Items from an interface collection:
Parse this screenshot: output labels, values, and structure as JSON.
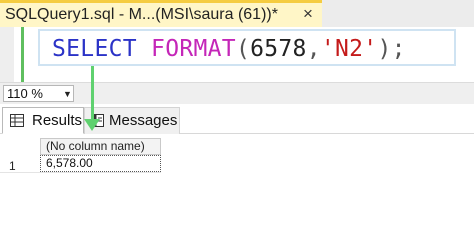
{
  "window": {
    "tab_title": "SQLQuery1.sql - M...(MSI\\saura (61))*",
    "close_glyph": "×"
  },
  "editor": {
    "tokens": [
      {
        "text": "SELECT",
        "role": "keyword",
        "color": "#2b33c7"
      },
      {
        "text": " ",
        "role": "space"
      },
      {
        "text": "FORMAT",
        "role": "function",
        "color": "#c426b8"
      },
      {
        "text": "(",
        "role": "punct"
      },
      {
        "text": "6578",
        "role": "number"
      },
      {
        "text": ",",
        "role": "punct"
      },
      {
        "text": "'N2'",
        "role": "string",
        "color": "#c41a1a"
      },
      {
        "text": ");",
        "role": "punct"
      }
    ]
  },
  "zoom": {
    "value": "110 %"
  },
  "results": {
    "tabs": [
      {
        "label": "Results",
        "icon": "grid-icon",
        "active": true
      },
      {
        "label": "Messages",
        "icon": "messages-icon",
        "active": false
      }
    ],
    "columns": [
      "(No column name)"
    ],
    "rows": [
      {
        "num": "1",
        "cells": [
          "6,578.00"
        ]
      }
    ]
  },
  "colors": {
    "tab_active": "#fff6c7",
    "tab_border": "#f5cc40",
    "annotation_arrow": "#5fd16f"
  }
}
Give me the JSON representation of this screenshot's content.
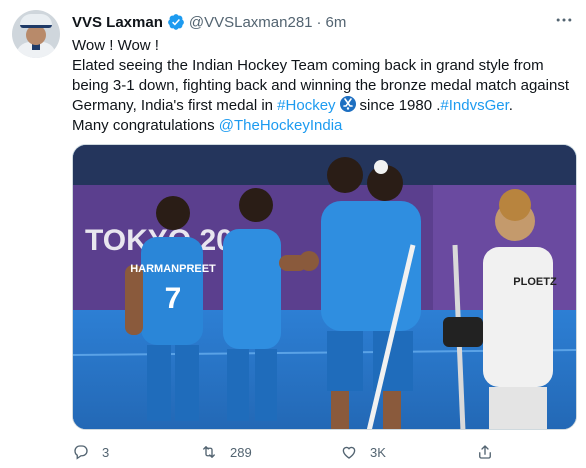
{
  "tweet": {
    "author_name": "VVS Laxman",
    "handle": "@VVSLaxman281",
    "separator": "·",
    "time": "6m",
    "lines": {
      "l1": "Wow ! Wow !",
      "l2": "Elated seeing the Indian Hockey Team coming back in grand style from",
      "l3": "being 3-1 down, fighting back and winning the bronze medal match against",
      "l4_pre": "Germany, India's first medal in",
      "l4_hashtag": "#Hockey",
      "l4_mid": "since 1980 .",
      "l4_hashtag2": "#IndvsGer",
      "l4_post": ".",
      "l5_pre": "Many congratulations",
      "l5_mention": "@TheHockeyIndia"
    },
    "media": {
      "banner_text": "TOKYO 2020",
      "jersey_name": "HARMANPREET",
      "jersey_number": "7",
      "opponent_name": "PLOETZ"
    },
    "actions": {
      "replies": "3",
      "retweets": "289",
      "likes": "3K"
    }
  },
  "colors": {
    "accent": "#1d9bf0",
    "secondary_text": "#536471",
    "primary_text": "#0f1419"
  },
  "icons": {
    "verified": "verified-badge-icon",
    "reply": "reply-icon",
    "retweet": "retweet-icon",
    "like": "heart-icon",
    "share": "share-icon",
    "hockey_emoji": "hockey-stick-emoji-icon"
  }
}
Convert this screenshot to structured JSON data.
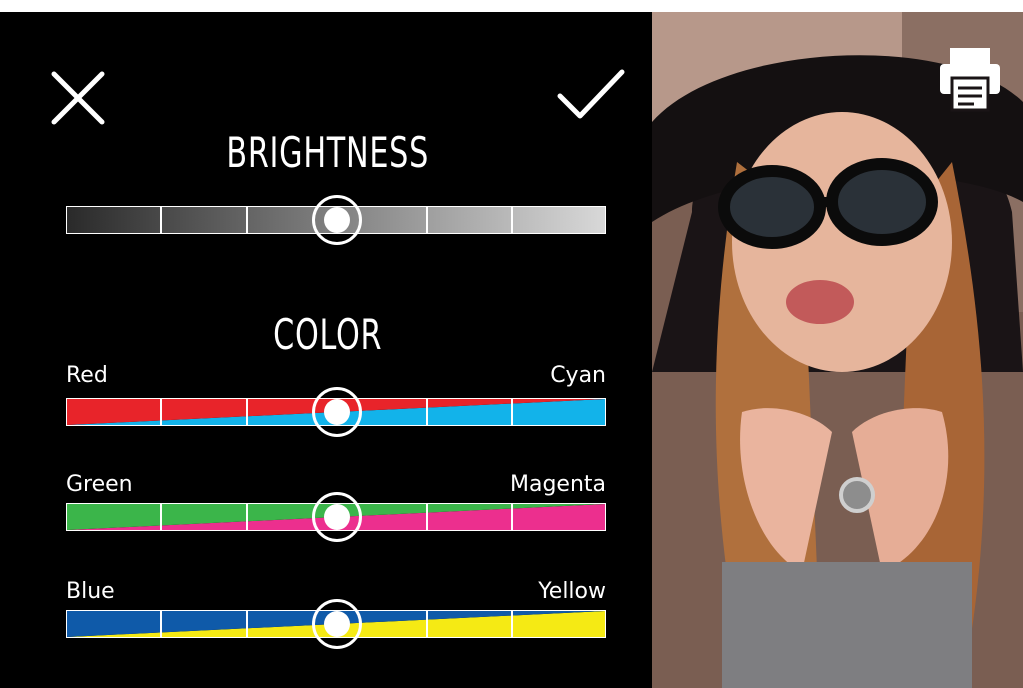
{
  "toolbar": {
    "close_icon": "close-icon",
    "confirm_icon": "check-icon",
    "print_icon": "printer-icon"
  },
  "brightness": {
    "title": "BRIGHTNESS",
    "value_fraction": 0.5
  },
  "color": {
    "title": "COLOR",
    "sliders": [
      {
        "left_label": "Red",
        "right_label": "Cyan",
        "left_color": "#e8242a",
        "right_color": "#12b3ea",
        "value_fraction": 0.5
      },
      {
        "left_label": "Green",
        "right_label": "Magenta",
        "left_color": "#3bb54a",
        "right_color": "#ec2f8e",
        "value_fraction": 0.5
      },
      {
        "left_label": "Blue",
        "right_label": "Yellow",
        "left_color": "#0f5aa9",
        "right_color": "#f5ea14",
        "value_fraction": 0.5
      }
    ]
  },
  "photo": {
    "subject": "preview-photo"
  }
}
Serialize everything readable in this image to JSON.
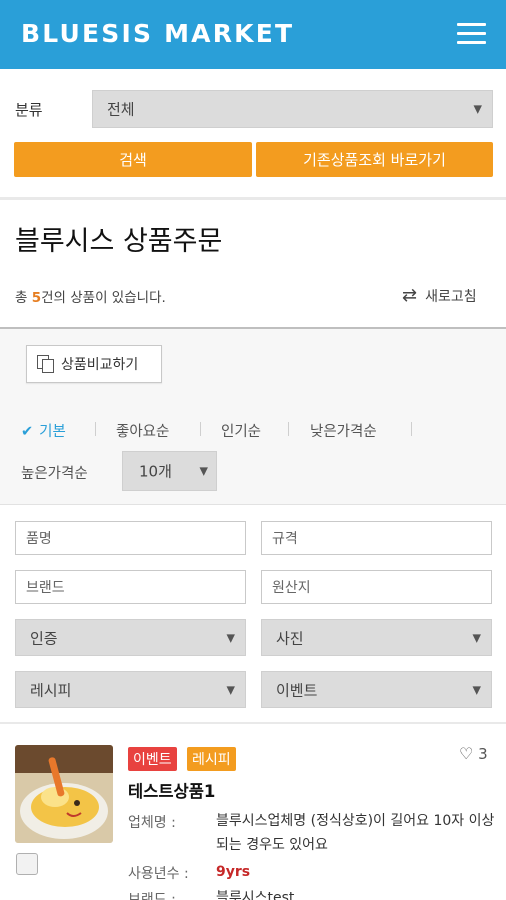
{
  "header": {
    "logo": "BLUESIS MARKET",
    "menu_icon": "hamburger-menu-icon"
  },
  "filter": {
    "category_label": "분류",
    "category_value": "전체",
    "search_button": "검색",
    "existing_button": "기존상품조회 바로가기"
  },
  "page": {
    "title": "블루시스 상품주문",
    "count_prefix": "총 ",
    "count": "5",
    "count_suffix": "건의 상품이 있습니다.",
    "refresh": "새로고침"
  },
  "toolbar": {
    "compare": "상품비교하기",
    "sort_options": [
      "기본",
      "좋아요순",
      "인기순",
      "낮은가격순",
      "높은가격순"
    ],
    "active_sort": "기본",
    "page_size": "10개"
  },
  "search_fields": {
    "name_placeholder": "품명",
    "spec_placeholder": "규격",
    "brand_placeholder": "브랜드",
    "origin_placeholder": "원산지",
    "cert": "인증",
    "photo": "사진",
    "recipe": "레시피",
    "event": "이벤트"
  },
  "products": [
    {
      "badges": [
        {
          "label": "이벤트",
          "color": "#e8423f"
        },
        {
          "label": "레시피",
          "color": "#f39c1f"
        }
      ],
      "likes": "3",
      "name": "테스트상품1",
      "fields": [
        {
          "label": "업체명 :",
          "value": "블루시스업체명 (정식상호)이 길어요 10자 이상 되는 경우도 있어요"
        },
        {
          "label": "사용년수 :",
          "value": "9yrs"
        },
        {
          "label": "브랜드 :",
          "value": "블루시스test"
        }
      ]
    }
  ],
  "colors": {
    "primary": "#2a9fd8",
    "accent": "#f39c1f",
    "event_badge": "#e8423f",
    "years_text": "#c62828"
  }
}
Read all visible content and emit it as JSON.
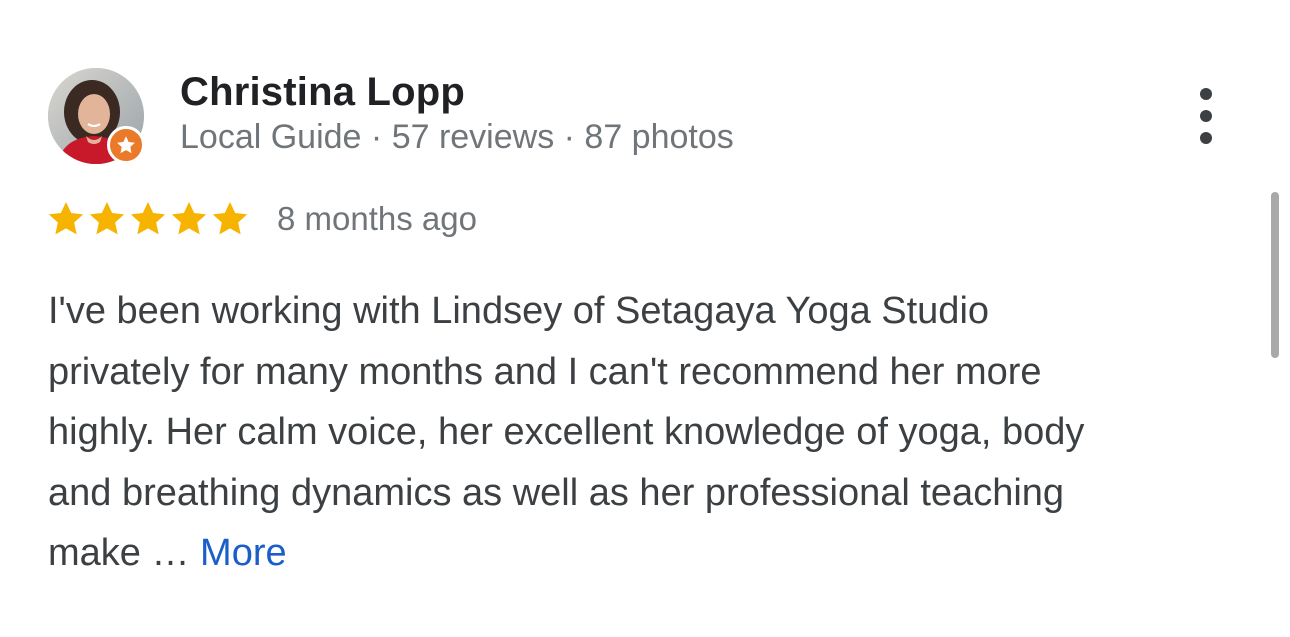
{
  "reviewer": {
    "name": "Christina Lopp",
    "badge_label": "Local Guide",
    "separator": " · ",
    "reviews": "57 reviews",
    "photos": "87 photos",
    "badge_icon": "star-icon",
    "badge_color": "#ea7a2a"
  },
  "menu": {
    "icon": "more-vertical-icon"
  },
  "rating": {
    "stars": 5,
    "max_stars": 5,
    "star_color": "#f6b400",
    "date": "8 months ago"
  },
  "review": {
    "lines": [
      "I've been working with Lindsey of Setagaya Yoga Studio",
      "privately for many months and I can't recommend her more",
      "highly. Her calm voice, her excellent knowledge of yoga, body",
      "and breathing dynamics as well as her professional teaching",
      "make … "
    ],
    "more_label": "More",
    "link_color": "#1a5fc9"
  }
}
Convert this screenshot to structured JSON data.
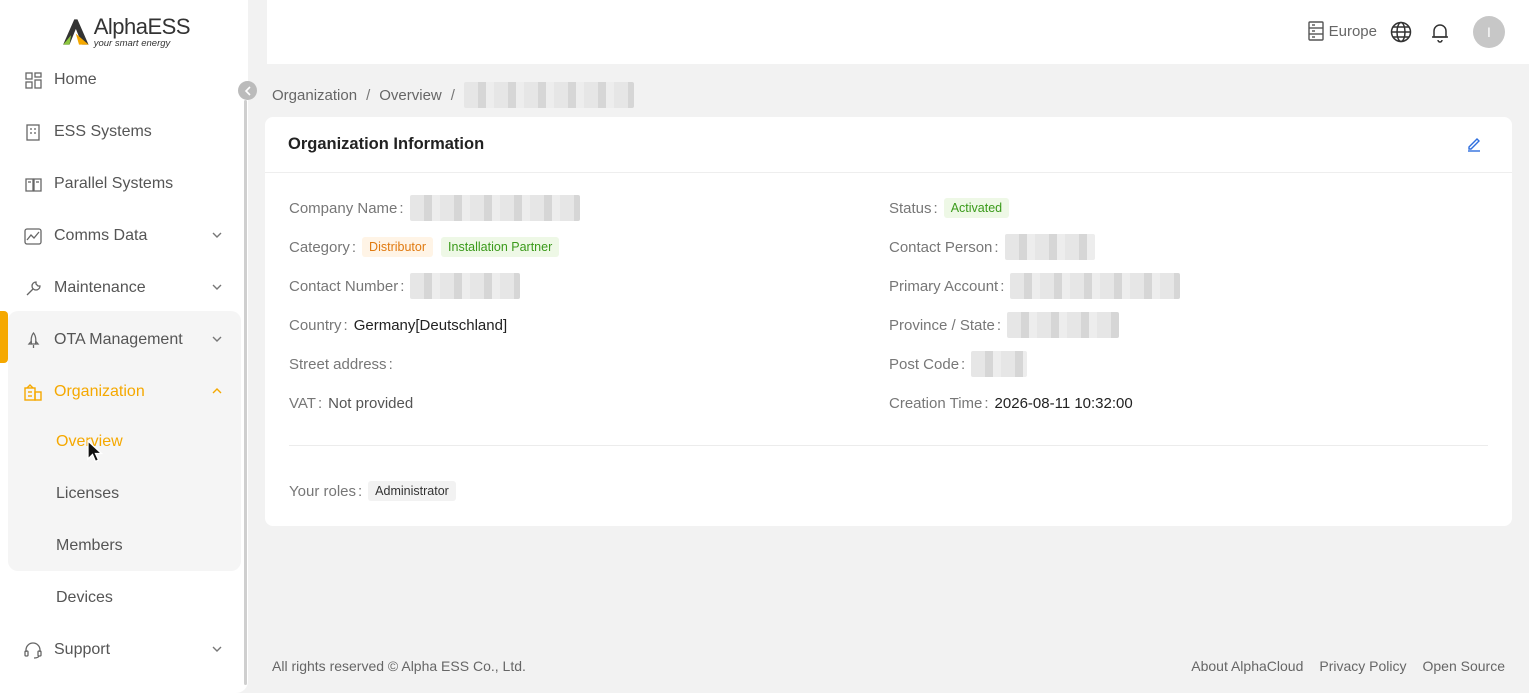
{
  "app": {
    "brand": "AlphaESS",
    "tagline": "your smart energy",
    "accent_color": "#f5a800"
  },
  "header": {
    "region": "Europe",
    "avatar_initial": "I",
    "icons": [
      "server-icon",
      "globe-icon",
      "bell-icon"
    ]
  },
  "sidebar": {
    "items": [
      {
        "label": "Home",
        "icon": "dashboard-icon"
      },
      {
        "label": "ESS Systems",
        "icon": "building-icon"
      },
      {
        "label": "Parallel Systems",
        "icon": "book-icon"
      },
      {
        "label": "Comms Data",
        "icon": "chart-icon",
        "expandable": true
      },
      {
        "label": "Maintenance",
        "icon": "wrench-icon",
        "expandable": true
      },
      {
        "label": "OTA Management",
        "icon": "rocket-icon",
        "expandable": true
      },
      {
        "label": "Organization",
        "icon": "organization-icon",
        "expandable": true,
        "expanded": true,
        "active": true
      },
      {
        "label": "Support",
        "icon": "headset-icon",
        "expandable": true
      }
    ],
    "organization_sub": [
      {
        "label": "Overview",
        "active": true
      },
      {
        "label": "Licenses"
      },
      {
        "label": "Members"
      },
      {
        "label": "Devices"
      }
    ]
  },
  "breadcrumb": [
    "Organization",
    "Overview"
  ],
  "card": {
    "title": "Organization Information",
    "left": {
      "company_name_label": "Company Name",
      "category_label": "Category",
      "category_tags": [
        "Distributor",
        "Installation Partner"
      ],
      "contact_number_label": "Contact Number",
      "country_label": "Country",
      "country_value": "Germany[Deutschland]",
      "street_label": "Street address",
      "vat_label": "VAT",
      "vat_value": "Not provided"
    },
    "right": {
      "status_label": "Status",
      "status_value": "Activated",
      "contact_person_label": "Contact Person",
      "primary_account_label": "Primary Account",
      "province_label": "Province / State",
      "post_code_label": "Post Code",
      "creation_time_label": "Creation Time",
      "creation_time_value": "2026-08-11 10:32:00"
    },
    "roles_label": "Your roles",
    "roles": [
      "Administrator"
    ]
  },
  "footer": {
    "copyright": "All rights reserved © Alpha ESS Co., Ltd.",
    "links": [
      "About AlphaCloud",
      "Privacy Policy",
      "Open Source"
    ]
  }
}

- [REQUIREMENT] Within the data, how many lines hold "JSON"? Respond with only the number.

- [EXERCISE RESPONSE] 6